n the utility of Biography or personal history, there is a general concurrence of opinion. Some there are, who, in point of utility, judge its claims to be superior to those of general history. Without presuming to decide those claims, it may be asserted .without much hesitation, that to the generality of readers, Biography is a species of reading, the most instructive, interesting and amusing. Its legitimate object, is, in the faithfulexhibition of particular characters, to rouse the mind to a noble emulation of the virtues of the good, and excite its abhorrence of vice, in all the Proteus forms it may assume.
Hence the Biographer selects those characters, of whom the por traiture will be the best calculated to prockuce these important results.
They are,” as an excellent living author observes, “ by no means persons raised to the highest elevations, or distinguished by: the most extraordinary achievements. •. För: 'not to observe that such characters are rarely remarkable for goodness and worth, it is easy to see, that they fall not within the reach of common imitation-that they exhibit nothing that leads to self-reflectionnothing that occasions moral comparison—nothing to stimulate, to encourage in the course we pursue.

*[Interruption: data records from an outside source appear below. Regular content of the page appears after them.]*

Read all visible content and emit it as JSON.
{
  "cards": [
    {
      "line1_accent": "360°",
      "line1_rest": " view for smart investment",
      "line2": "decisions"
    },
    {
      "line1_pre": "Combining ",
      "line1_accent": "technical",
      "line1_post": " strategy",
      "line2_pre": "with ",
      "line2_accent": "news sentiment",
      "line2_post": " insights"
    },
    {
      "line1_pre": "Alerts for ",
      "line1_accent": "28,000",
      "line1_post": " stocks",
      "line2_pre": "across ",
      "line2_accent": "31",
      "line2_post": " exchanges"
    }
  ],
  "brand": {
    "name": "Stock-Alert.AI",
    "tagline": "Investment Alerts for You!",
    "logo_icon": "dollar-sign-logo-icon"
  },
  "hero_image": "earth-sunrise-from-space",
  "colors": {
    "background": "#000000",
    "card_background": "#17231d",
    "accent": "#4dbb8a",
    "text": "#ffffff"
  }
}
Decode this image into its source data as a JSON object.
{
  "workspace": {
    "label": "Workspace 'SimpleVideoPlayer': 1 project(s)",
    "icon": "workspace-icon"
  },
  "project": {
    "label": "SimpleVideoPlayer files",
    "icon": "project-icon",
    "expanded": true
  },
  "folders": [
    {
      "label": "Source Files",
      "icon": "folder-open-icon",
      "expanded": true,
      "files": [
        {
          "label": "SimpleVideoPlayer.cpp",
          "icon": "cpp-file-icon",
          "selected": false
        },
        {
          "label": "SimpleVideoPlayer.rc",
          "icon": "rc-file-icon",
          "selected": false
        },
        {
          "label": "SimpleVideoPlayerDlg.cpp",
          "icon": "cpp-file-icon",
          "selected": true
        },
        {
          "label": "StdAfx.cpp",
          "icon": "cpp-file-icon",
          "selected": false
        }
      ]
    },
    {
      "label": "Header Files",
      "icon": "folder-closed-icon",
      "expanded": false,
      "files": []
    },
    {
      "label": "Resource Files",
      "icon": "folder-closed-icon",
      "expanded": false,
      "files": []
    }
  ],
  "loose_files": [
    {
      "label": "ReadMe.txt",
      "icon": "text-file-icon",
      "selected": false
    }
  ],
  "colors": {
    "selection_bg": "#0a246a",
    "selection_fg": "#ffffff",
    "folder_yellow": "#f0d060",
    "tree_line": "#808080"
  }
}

Neither are eccentric characters the best suited to instruct and impress. Eccentricity is sometimes found connected with genius, but it does not coalesce with true wisdom. For the purposes of Biography those lives are the most eligible, that are the most